Pirate attacks double in Southeast Asia even as global numbers fall

A tanker travels through the Singapore Strait July 7, 2014. Since April, at least six fuel tankers have been hijacked and drained in the Malacca Strait or nearby waters of the South China Sea, according to the International Maritime Bureau (IMB). — Reuters pic
A tanker travels through the Singapore Strait July 7, 2014. Since April, at least six fuel tankers have been hijacked and drained in the Malacca Strait or nearby waters of the South China Sea, according to the International Maritime Bureau (IMB). — Reuters pic

KUALA LUMPUR, Oct 30 — Pirate attacks along the waters off Malaysia, Indonesia and Singapore have nearly doubled this year compared to two years ago, with armed gangs hijacking small tankers, stealing cargo, kidnapping, and sometimes murdering ships’ crew, the International Maritime Bureau (IMB) revealed today.

The Financial Times reported that IMB, the agency responsible for monitoring global piracy noted that globally, there had been 178 incidents of attempted and actual vessel hijackings this year, down from 352 for the same period in 2011. The decline was in its third consecutive year.

However, the figure for Southeast Asia over the same nine-month period has almost doubled from 54 in 2011 to 103 this year, IMB told the daily.

“There has been a worrying new rise in attacks against small coastal tankers in southeast Asia.

“We advise small tankers in particular to remain vigilant in these waters and report all attacks and suspicious small craft,” said IMB director Pottengal Mukundan.

He added that the worst affected area was Indonesia’s Bintan Island, which is near Singapore, making it the world’s single worst piracy spot by number of incidents in the first nine months of this year.

The report noted that the Malacca Strait, a channel between Malaysia and Indonesia, has been plagued by piracy for centuries.

The spike in recent years however, was due to more, usually smaller, vessels anchoring offshore to transfer cargo, to avoid port charges, which proved to be easy targets for armed gangs.

In its report, the IMB said of the six vessels hijacked worldwide in the third quarter alone, five were in Southeast Asia.

Gerald Yee, a partner at law firm Clyde & Co, in Singapore told the Financial Times that insurance premiums are rising as a result of more pirate attacks.

“In the first nine months of 2014, pirates killed three crew, kidnapped five from their vessels and took 369 seafarers hostage. A total of 17 vessels were hijacked, 124 were boarded and 10 were fired upon. There were 27 further reports of attempted attacks,” the Financial Times reported.

Marianna Choo, general manager of the Singapore Shipping Association, said the matter is of a huge concern and SSA is working closely with authorities to address this.

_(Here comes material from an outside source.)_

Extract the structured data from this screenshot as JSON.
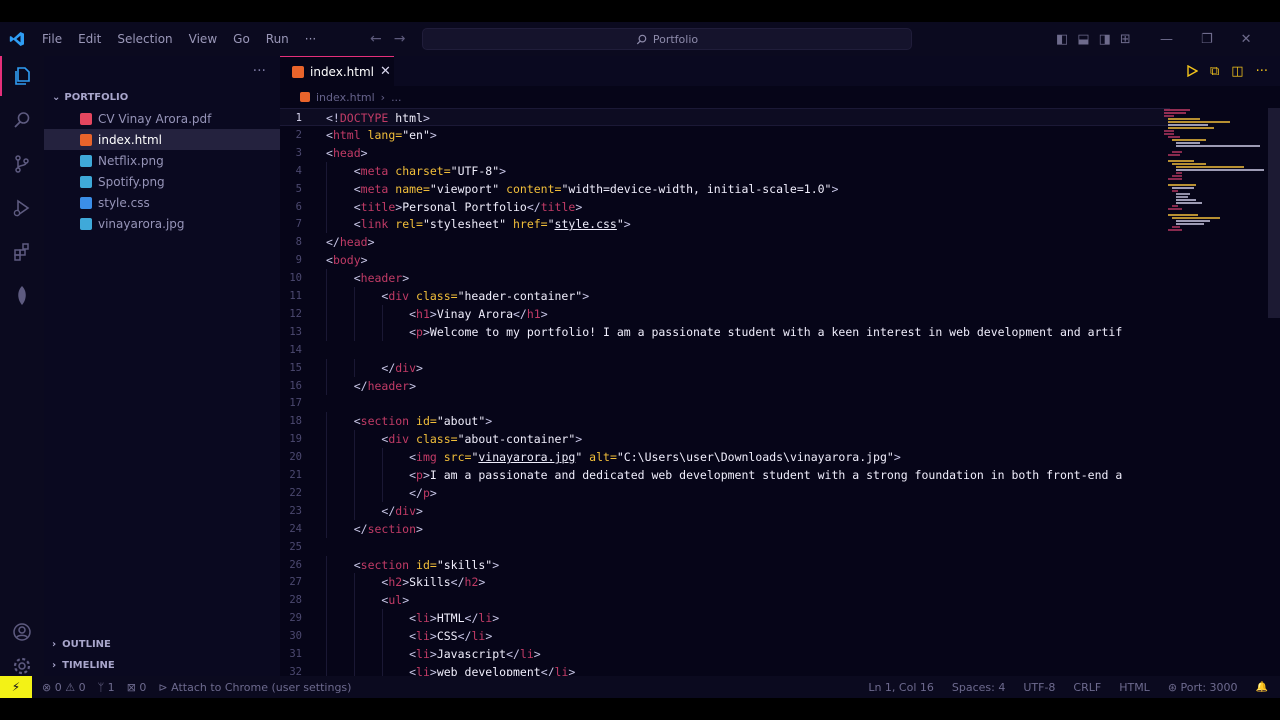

“We are trying our best to keep all our members informed and to inform all ships that are transiting this area to keep a very watchful eye,” she told the financial daily.

The latest reported attack was on August 28 when a lube oil tanker had its cargo stolen by pirates near Tioman Island in the South China Sea.

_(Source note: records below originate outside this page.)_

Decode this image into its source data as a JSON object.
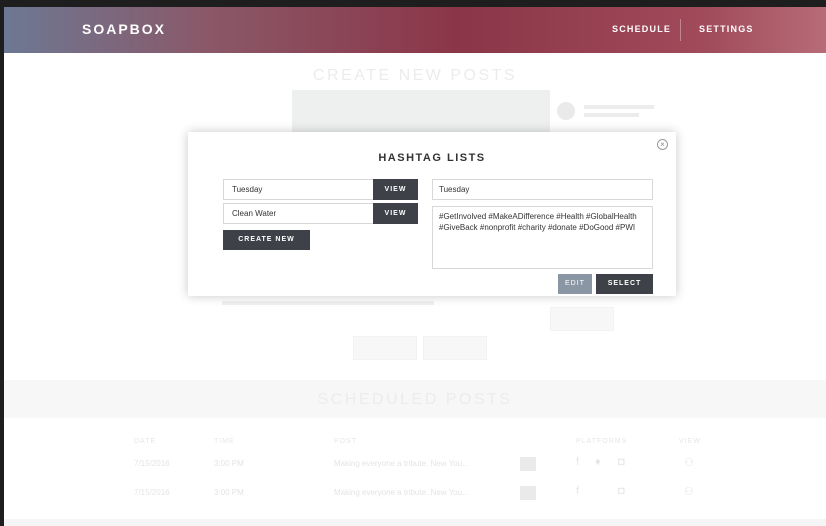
{
  "header": {
    "logo": "SOAPBOX",
    "nav": {
      "schedule": "SCHEDULE",
      "settings": "SETTINGS"
    }
  },
  "background": {
    "create_title": "CREATE NEW POSTS",
    "scheduled_title": "SCHEDULED POSTS",
    "table_headers": {
      "date": "DATE",
      "time": "TIME",
      "post": "POST",
      "platforms": "PLATFORMS",
      "view": "VIEW"
    },
    "rows": [
      {
        "date": "7/15/2016",
        "time": "3:00 PM",
        "post": "Making everyone a tribute. New You..."
      },
      {
        "date": "7/15/2016",
        "time": "3:00 PM",
        "post": "Making everyone a tribute. New You..."
      }
    ]
  },
  "modal": {
    "title": "HASHTAG LISTS",
    "lists": [
      {
        "name": "Tuesday",
        "view_label": "VIEW"
      },
      {
        "name": "Clean Water",
        "view_label": "VIEW"
      }
    ],
    "create_label": "CREATE NEW",
    "selected_name": "Tuesday",
    "hashtags": "#GetInvolved  #MakeADifference  #Health  #GlobalHealth  #GiveBack  #nonprofit  #charity  #donate  #DoGood  #PWI",
    "edit_label": "EDIT",
    "select_label": "SELECT",
    "close_symbol": "×"
  }
}
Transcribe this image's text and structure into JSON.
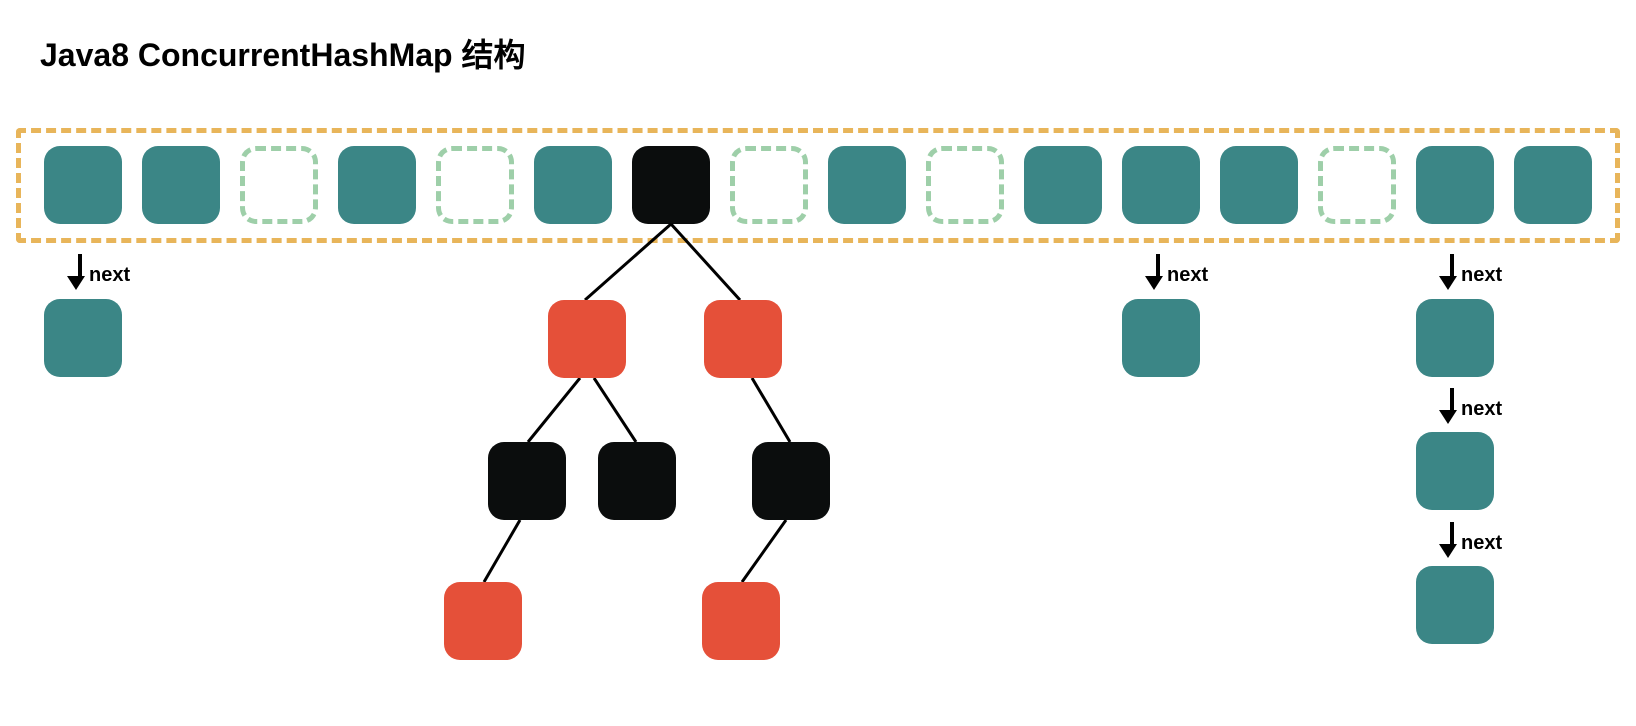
{
  "title": "Java8 ConcurrentHashMap 结构",
  "labels": {
    "next": "next"
  },
  "colors": {
    "teal": "#3b8686",
    "black": "#0b0d0d",
    "red": "#e55039",
    "outer_dash": "#e8b55a",
    "empty_dash": "#9ecfa9"
  },
  "array_slots": [
    {
      "index": 0,
      "type": "filled",
      "color": "teal",
      "chain": [
        "teal"
      ]
    },
    {
      "index": 1,
      "type": "filled",
      "color": "teal"
    },
    {
      "index": 2,
      "type": "empty"
    },
    {
      "index": 3,
      "type": "filled",
      "color": "teal"
    },
    {
      "index": 4,
      "type": "empty"
    },
    {
      "index": 5,
      "type": "filled",
      "color": "teal"
    },
    {
      "index": 6,
      "type": "filled",
      "color": "black",
      "tree_root": true
    },
    {
      "index": 7,
      "type": "empty"
    },
    {
      "index": 8,
      "type": "filled",
      "color": "teal"
    },
    {
      "index": 9,
      "type": "empty"
    },
    {
      "index": 10,
      "type": "filled",
      "color": "teal"
    },
    {
      "index": 11,
      "type": "filled",
      "color": "teal",
      "chain": [
        "teal"
      ]
    },
    {
      "index": 12,
      "type": "filled",
      "color": "teal"
    },
    {
      "index": 13,
      "type": "empty"
    },
    {
      "index": 14,
      "type": "filled",
      "color": "teal",
      "chain": [
        "teal",
        "teal",
        "teal"
      ]
    },
    {
      "index": 15,
      "type": "filled",
      "color": "teal"
    }
  ],
  "tree": {
    "root": {
      "color": "black",
      "left": {
        "color": "red",
        "left": {
          "color": "black",
          "left": {
            "color": "red"
          }
        },
        "right": {
          "color": "black"
        }
      },
      "right": {
        "color": "red",
        "right": {
          "color": "black",
          "left": {
            "color": "red"
          }
        }
      }
    }
  }
}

Industry news site Marine Insight reported that six pirates armed with guns boarded the Thailand-registered tanker, which was en-route from Singapore to Bangkok carrying 1,396 tonnes of lube oil.

The attackers took control of the vessel, sailed for about 10 nautical miles, and forced the crew to transfer the cargo to two other tankers.  The pirates stole personal belongings from the crew and damaged the ship’s navigational and communications systems.

No crew was injured in the attack, and the ship was able to sail to the shore and report the incident.

The attack was the tenth in the South China Sea since April.

Related Articles